He then took over as director of live programming for Desilu Productions and began his long Ralph Andrews Liars Clubassociation with game shows, starting with By The Numbers, Zoom and Show Me for KTLA Los Angeles. Upon leaving Desilu, Andrews launched Ralph Andrews/Bill Yageman Productions, which later became Ralph Andrews Productions. He landed his first network game with NBC’s You Don’t Say with Tom Kennedy and followed with a string of network and nationally syndicated shows include I’ll Bet, Wedding Party, The Family Game, the Vin Scully-hosted It Takes Two, It’s Your Bet, Liars Club – originally hosted by Rod Serling and later Allen Ludden, Celebrity Sweepstakes and 50 Grand Slam. He also produced NBC’s musical variety series Mickie Finn’s and pair of one-hour comedy specials for CBS titled The Super Comedy Bowl.

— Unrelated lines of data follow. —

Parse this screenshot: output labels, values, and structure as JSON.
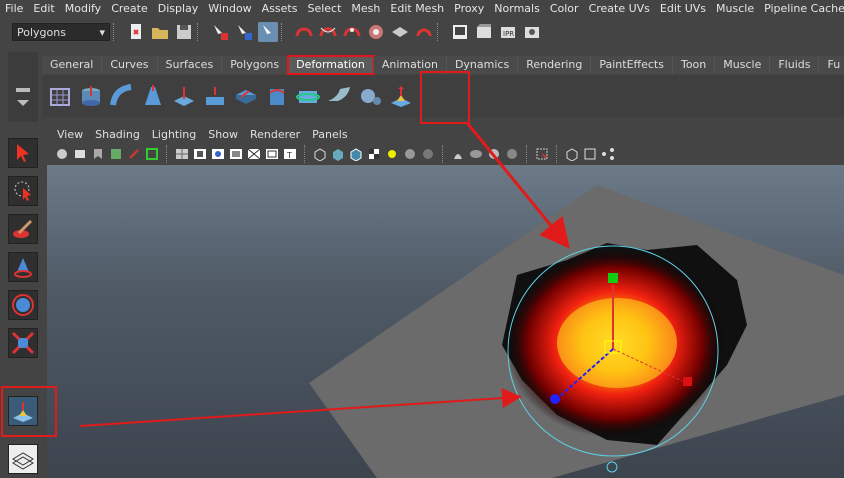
{
  "menubar": [
    "File",
    "Edit",
    "Modify",
    "Create",
    "Display",
    "Window",
    "Assets",
    "Select",
    "Mesh",
    "Edit Mesh",
    "Proxy",
    "Normals",
    "Color",
    "Create UVs",
    "Edit UVs",
    "Muscle",
    "Pipeline Cache"
  ],
  "status_line": {
    "mode": "Polygons"
  },
  "shelf": {
    "tabs": [
      "General",
      "Curves",
      "Surfaces",
      "Polygons",
      "Deformation",
      "Animation",
      "Dynamics",
      "Rendering",
      "PaintEffects",
      "Toon",
      "Muscle",
      "Fluids",
      "Fu"
    ],
    "active_tab": "Deformation",
    "icons": [
      "lattice-icon",
      "cluster-icon",
      "bend-icon",
      "flare-icon",
      "sine-icon",
      "squash-icon",
      "twist-icon",
      "wave-icon",
      "wrap-icon",
      "wire-icon",
      "sculpt-icon",
      "soft-modification-icon"
    ]
  },
  "panel": {
    "menus": [
      "View",
      "Shading",
      "Lighting",
      "Show",
      "Renderer",
      "Panels"
    ]
  },
  "accent": "#e11a1a",
  "viewport_colors": {
    "plane": "#6f6f6f",
    "gizmo_circle": "#5fd0e6"
  }
}
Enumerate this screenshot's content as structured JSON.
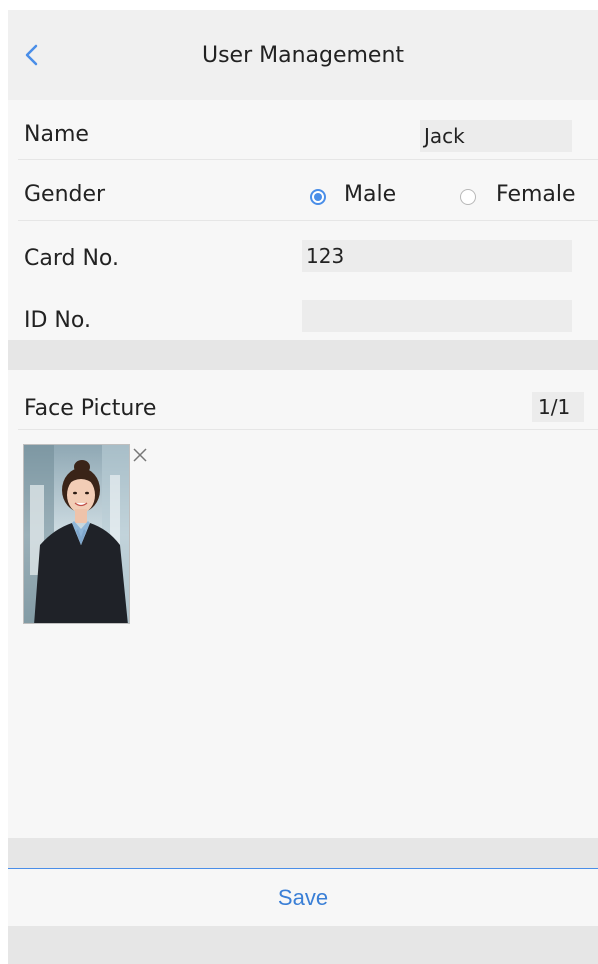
{
  "header": {
    "title": "User Management",
    "back_icon": "chevron-left-icon"
  },
  "form": {
    "name": {
      "label": "Name",
      "value": "Jack"
    },
    "gender": {
      "label": "Gender",
      "options": [
        {
          "label": "Male",
          "selected": true
        },
        {
          "label": "Female",
          "selected": false
        }
      ]
    },
    "card_no": {
      "label": "Card No.",
      "value": "123"
    },
    "id_no": {
      "label": "ID No.",
      "value": ""
    }
  },
  "face_picture": {
    "label": "Face Picture",
    "count": "1/1",
    "remove_icon": "close-icon"
  },
  "footer": {
    "save_label": "Save"
  },
  "colors": {
    "accent": "#4a8ee8",
    "save_text": "#3a7fd6",
    "background": "#f7f7f7",
    "band": "#e6e6e6",
    "field": "#ececec"
  }
}
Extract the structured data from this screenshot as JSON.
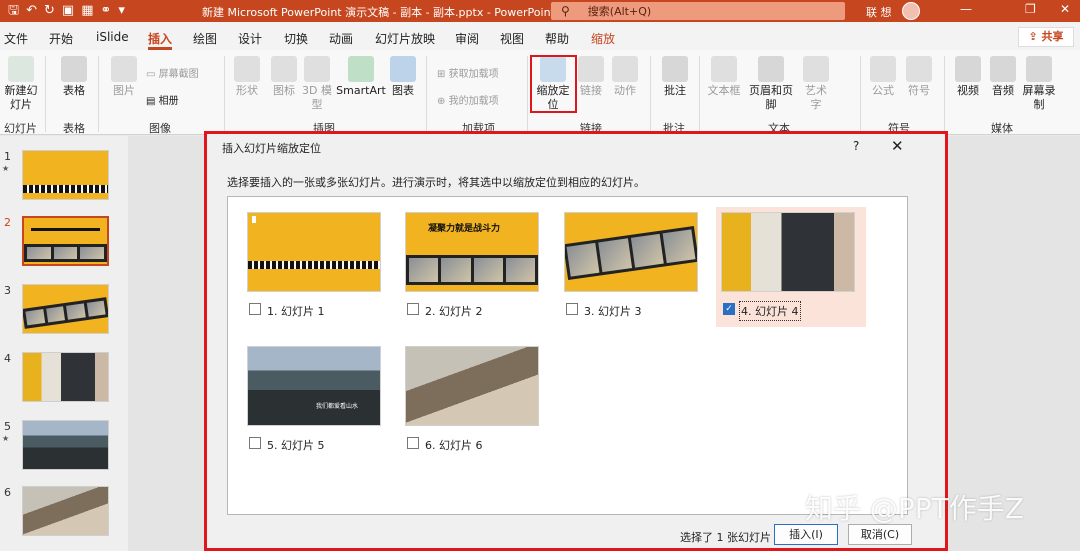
{
  "window": {
    "title": "新建 Microsoft PowerPoint 演示文稿 - 副本 - 副本.pptx  -  PowerPoint",
    "search_placeholder": "搜索(Alt+Q)",
    "user": "联 想"
  },
  "tabs": [
    "文件",
    "开始",
    "iSlide",
    "插入",
    "绘图",
    "设计",
    "切换",
    "动画",
    "幻灯片放映",
    "审阅",
    "视图",
    "帮助",
    "缩放"
  ],
  "active_tab": "插入",
  "share_label": "共享",
  "ribbon": {
    "new_slide": "新建幻灯片",
    "table": "表格",
    "picture": "图片",
    "screenshot": "屏幕截图",
    "album": "相册",
    "shapes": "形状",
    "icons": "图标",
    "model3d": "3D 模型",
    "smartart": "SmartArt",
    "chart": "图表",
    "get_addins": "获取加载项",
    "my_addins": "我的加载项",
    "zoom": "缩放定位",
    "link": "链接",
    "action": "动作",
    "comment": "批注",
    "textbox": "文本框",
    "header_footer": "页眉和页脚",
    "wordart": "艺术字",
    "equation": "公式",
    "symbol": "符号",
    "video": "视频",
    "audio": "音频",
    "record": "屏幕录制",
    "groups": [
      "幻灯片",
      "表格",
      "图像",
      "插图",
      "加载项",
      "链接",
      "批注",
      "文本",
      "符号",
      "媒体"
    ]
  },
  "slide_panel": [
    "1",
    "2",
    "3",
    "4",
    "5",
    "6"
  ],
  "dialog": {
    "title": "插入幻灯片缩放定位",
    "help": "?",
    "instruction": "选择要插入的一张或多张幻灯片。进行演示时，将其选中以缩放定位到相应的幻灯片。",
    "slides": [
      {
        "label": "1. 幻灯片 1",
        "checked": false
      },
      {
        "label": "2. 幻灯片 2",
        "checked": false
      },
      {
        "label": "3. 幻灯片 3",
        "checked": false
      },
      {
        "label": "4. 幻灯片 4",
        "checked": true
      },
      {
        "label": "5. 幻灯片 5",
        "checked": false
      },
      {
        "label": "6. 幻灯片 6",
        "checked": false
      }
    ],
    "slide_texts": {
      "s2": "凝聚力就是战斗力",
      "s5": "我们都爱看山水"
    },
    "selected_count": "选择了 1 张幻灯片",
    "insert": "插入(I)",
    "cancel": "取消(C)"
  },
  "watermark": "知乎 @PPT作手Z"
}
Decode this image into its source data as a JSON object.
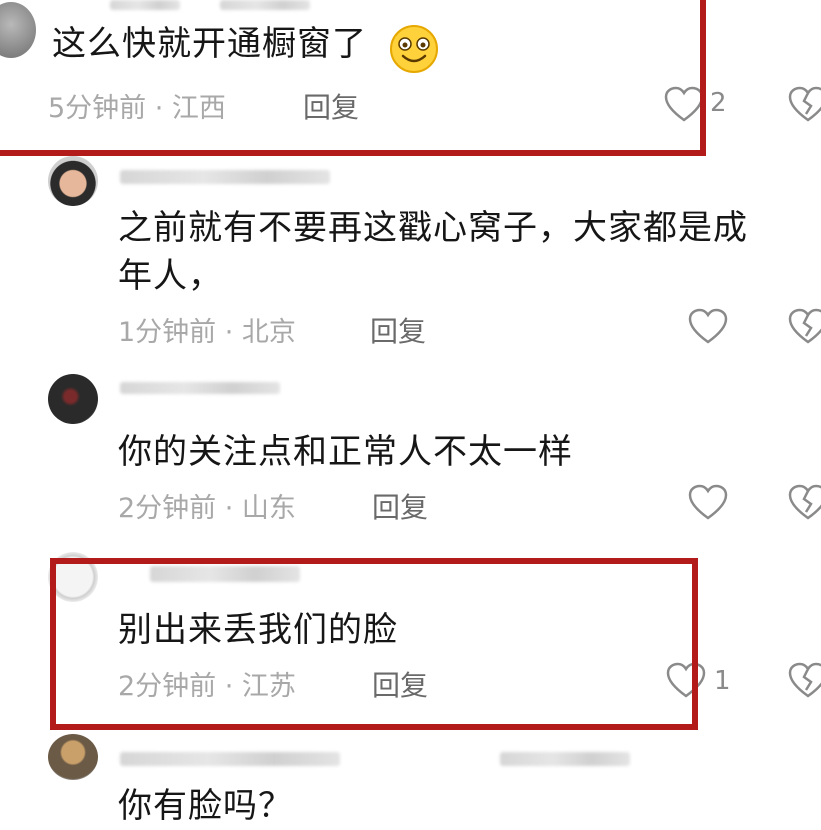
{
  "comments": [
    {
      "text": "这么快就开通橱窗了",
      "meta": "5分钟前 · 江西",
      "reply": "回复",
      "likes": "2",
      "emoji": "smiling-face-emoji"
    },
    {
      "text_line1": "之前就有不要再这戳心窝子，大家都是成",
      "text_line2": "年人，",
      "meta": "1分钟前 · 北京",
      "reply": "回复"
    },
    {
      "text": "你的关注点和正常人不太一样",
      "meta": "2分钟前 · 山东",
      "reply": "回复"
    },
    {
      "text": "别出来丢我们的脸",
      "meta": "2分钟前 · 江苏",
      "reply": "回复",
      "likes": "1"
    },
    {
      "text": "你有脸吗？"
    }
  ],
  "colors": {
    "highlight": "#b31b1b",
    "text": "#161616",
    "meta": "#a8a8a8"
  },
  "icons": [
    "heart-outline-icon",
    "broken-heart-icon"
  ]
}
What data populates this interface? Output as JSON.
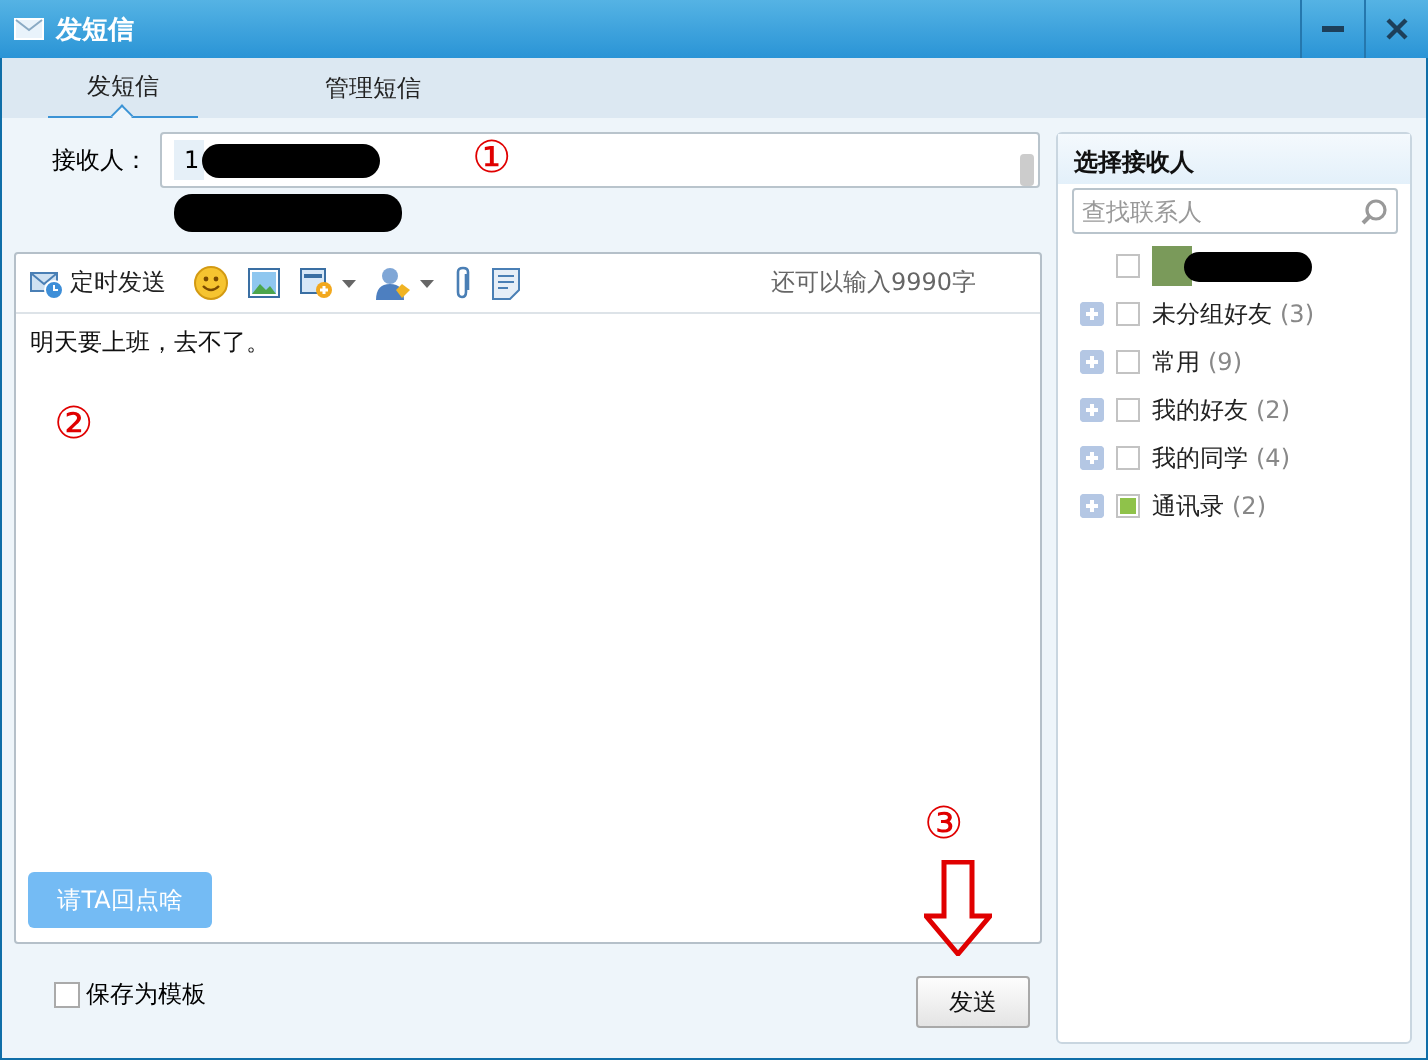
{
  "window": {
    "title": "发短信"
  },
  "tabs": [
    {
      "label": "发短信",
      "selected": true
    },
    {
      "label": "管理短信",
      "selected": false
    }
  ],
  "recipient": {
    "label": "接收人：",
    "value": "1"
  },
  "toolbar": {
    "schedule_label": "定时发送",
    "remaining": "还可以输入9990字"
  },
  "message": {
    "value": "明天要上班，去不了。"
  },
  "reply_prompt_button": "请TA回点啥",
  "save_template": {
    "label": "保存为模板",
    "checked": false
  },
  "send_button": "发送",
  "contacts": {
    "title": "选择接收人",
    "search": {
      "placeholder": "查找联系人"
    },
    "items": [
      {
        "kind": "contact",
        "checked": false
      },
      {
        "kind": "group",
        "name": "未分组好友",
        "count": "(3)",
        "checked": false,
        "partial": false,
        "expanded": false
      },
      {
        "kind": "group",
        "name": "常用",
        "count": "(9)",
        "checked": false,
        "partial": false,
        "expanded": false
      },
      {
        "kind": "group",
        "name": "我的好友",
        "count": "(2)",
        "checked": false,
        "partial": false,
        "expanded": false
      },
      {
        "kind": "group",
        "name": "我的同学",
        "count": "(4)",
        "checked": false,
        "partial": false,
        "expanded": false
      },
      {
        "kind": "group",
        "name": "通讯录",
        "count": "(2)",
        "checked": false,
        "partial": true,
        "expanded": false
      }
    ]
  },
  "annotations": [
    {
      "label": "①"
    },
    {
      "label": "②"
    },
    {
      "label": "③"
    }
  ]
}
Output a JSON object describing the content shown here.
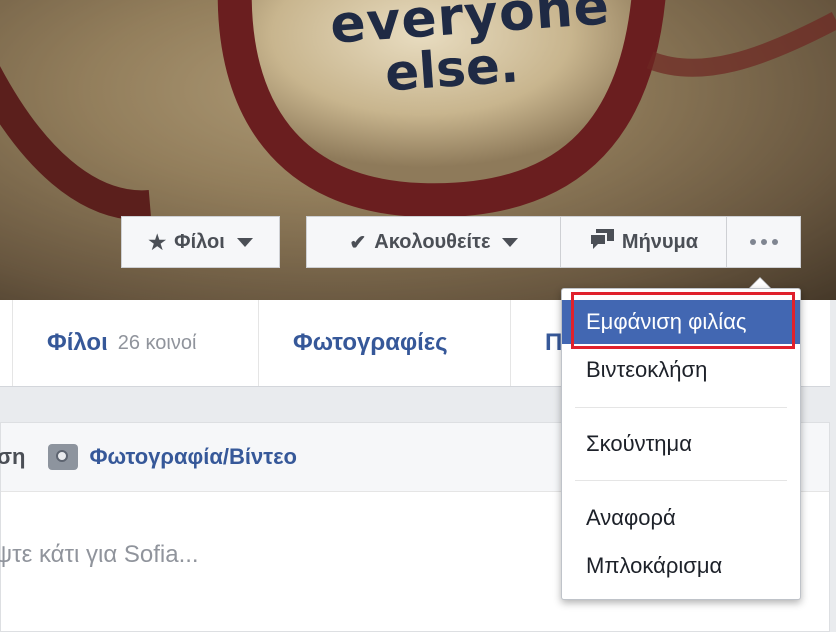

He produced and hosted the game show Lingo in Canada for the CTV network and later formed IDRA Global Entertainment in Holland in partnership with IDTV, one of Europe’s largest production companies.Under Andrews’ direction, IDRA produced Lingo, Boggle, Trivial Pursuit, Grand Slam and Initial Reaction in Europe.

In the early 1970s, then-Republican National Committee Chairman Bob Dole offered Andrews the job of Director of Education and Training in Washington. As part of the job, Andrews took part in the on-camera training of many congressional, senatorial and gubernatorial candidates throughout the U.S. He later bought a controlling interest in KPLM-TV, an ABC affiliate in Palm Springs, became its GM and program director and hosted talk show The Troublemaker.

In 1983, Andrews co-founded the Entertainment Industries Council with Washington columnist Jack Anderson and served for two years as its first chairman. He remained on its board of directors for more than two decades.

Andrews is survived by his wife, five sons, two daughters, 15 grandchildren and 20 great-grandchildren. His family requests that donations be made in his honor to The Alzheimer’s Association.